## WHAT TO PRODUCE
Skip any image you find and restate the rest of the data word for word.

## DATA PROVIDED
....

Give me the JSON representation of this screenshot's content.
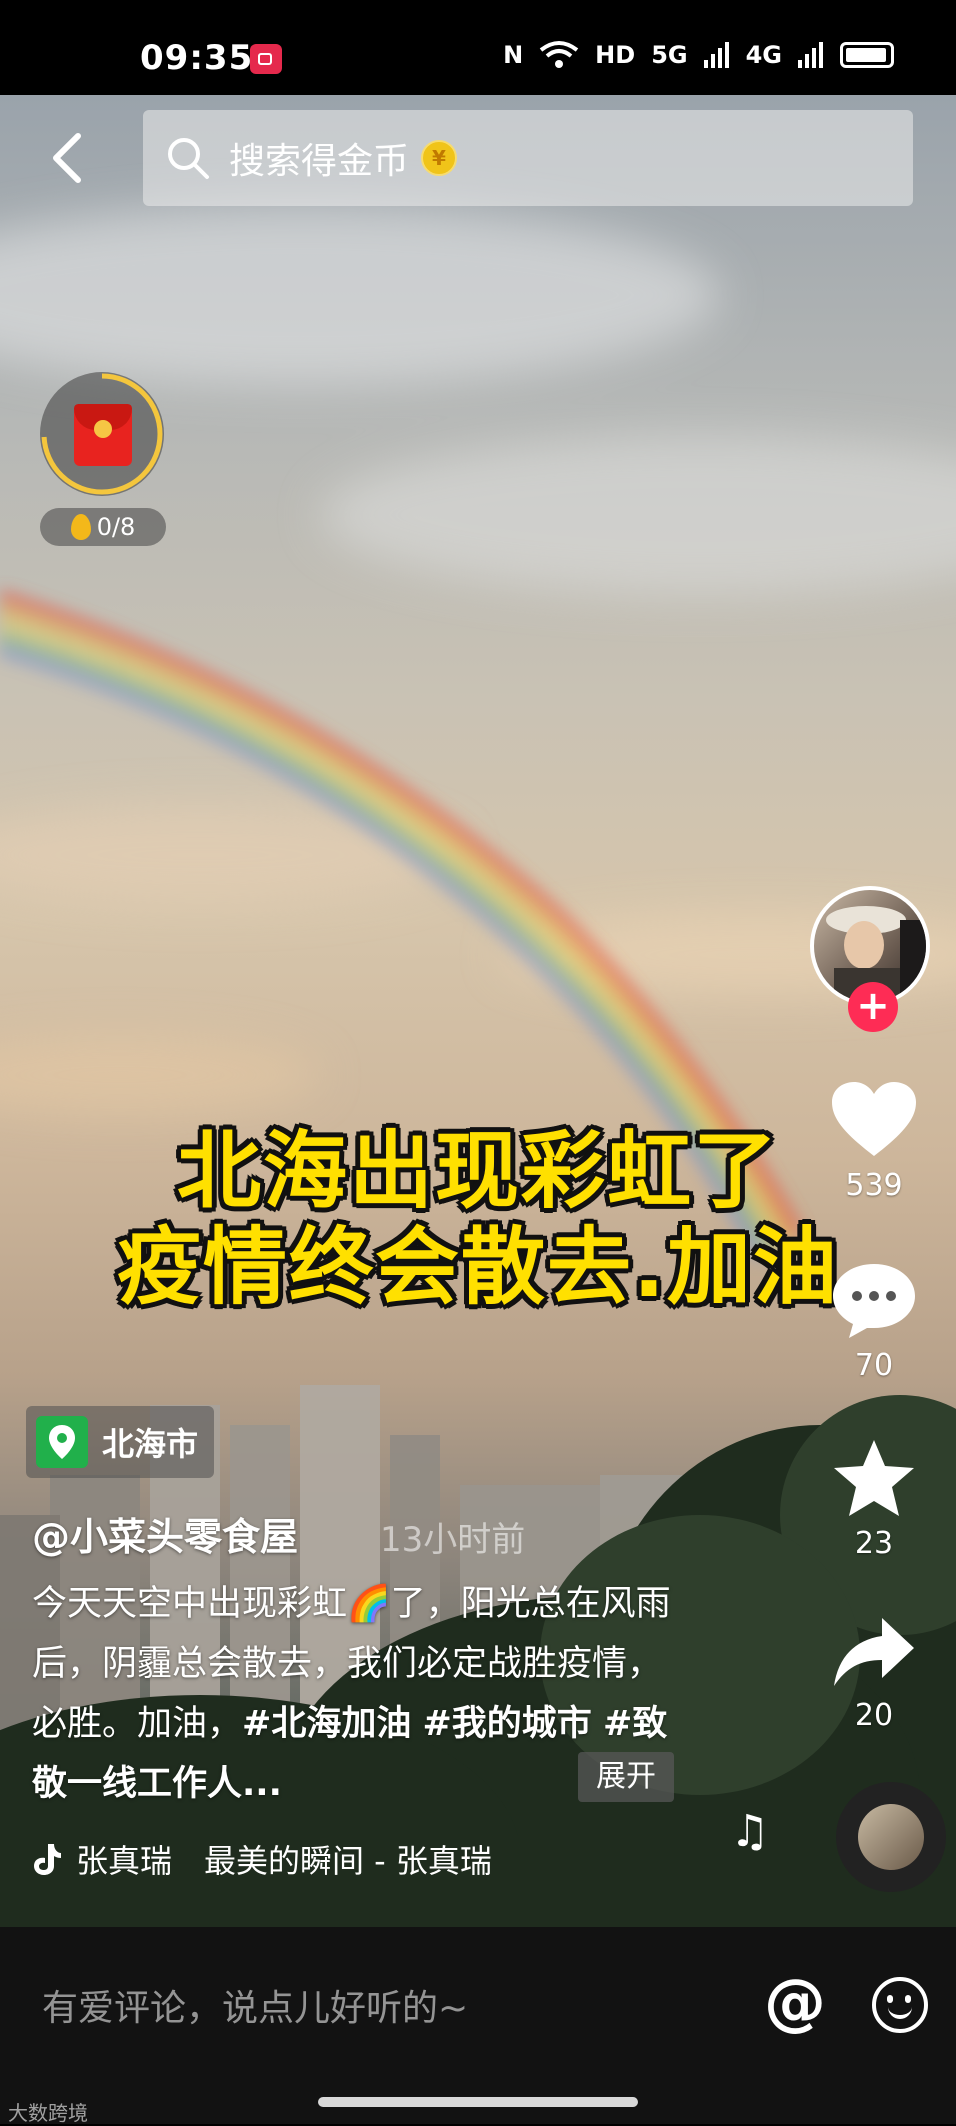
{
  "status_bar": {
    "time": "09:35",
    "network_labels": [
      "HD",
      "5G",
      "4G"
    ]
  },
  "header": {
    "search_placeholder": "搜索得金币",
    "coin_glyph": "¥"
  },
  "reward": {
    "progress": "0/8"
  },
  "video": {
    "overlay_line1": "北海出现彩虹了",
    "overlay_line2": "疫情终会散去.加油"
  },
  "actions": {
    "likes": "539",
    "comments": "70",
    "favorites": "23",
    "shares": "20",
    "follow_symbol": "+"
  },
  "post": {
    "location": "北海市",
    "author": "@小菜头零食屋",
    "time_ago": "13小时前",
    "description": "今天天空中出现彩虹🌈了，阳光总在风雨后，阴霾总会散去，我们必定战胜疫情，必胜。加油，",
    "tag1": "#北海加油",
    "tag2": "#我的城市",
    "tag3": "#致敬一线工作人...",
    "expand_label": "展开",
    "music": "张真瑞　最美的瞬间 - 张真瑞"
  },
  "comment_bar": {
    "placeholder": "有爱评论，说点儿好听的~",
    "at_symbol": "@",
    "watermark": "大数跨境"
  },
  "colors": {
    "accent_red": "#fe2c55",
    "title_yellow": "#ffe000",
    "location_green": "#21b04b"
  }
}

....

## YOUR RESPONSE
Give me the JSON representation of this screenshot's content.
{
  "status_bar": {
    "time": "09:35",
    "network_labels": [
      "HD",
      "5G",
      "4G"
    ]
  },
  "header": {
    "search_placeholder": "搜索得金币",
    "coin_glyph": "¥"
  },
  "reward": {
    "progress": "0/8"
  },
  "video": {
    "overlay_line1": "北海出现彩虹了",
    "overlay_line2": "疫情终会散去.加油"
  },
  "actions": {
    "likes": "539",
    "comments": "70",
    "favorites": "23",
    "shares": "20",
    "follow_symbol": "+"
  },
  "post": {
    "location": "北海市",
    "author": "@小菜头零食屋",
    "time_ago": "13小时前",
    "description": "今天天空中出现彩虹🌈了，阳光总在风雨后，阴霾总会散去，我们必定战胜疫情，必胜。加油，",
    "tag1": "#北海加油",
    "tag2": "#我的城市",
    "tag3": "#致敬一线工作人...",
    "expand_label": "展开",
    "music": "张真瑞　最美的瞬间 - 张真瑞"
  },
  "comment_bar": {
    "placeholder": "有爱评论，说点儿好听的~",
    "at_symbol": "@",
    "watermark": "大数跨境"
  },
  "colors": {
    "accent_red": "#fe2c55",
    "title_yellow": "#ffe000",
    "location_green": "#21b04b"
  }
}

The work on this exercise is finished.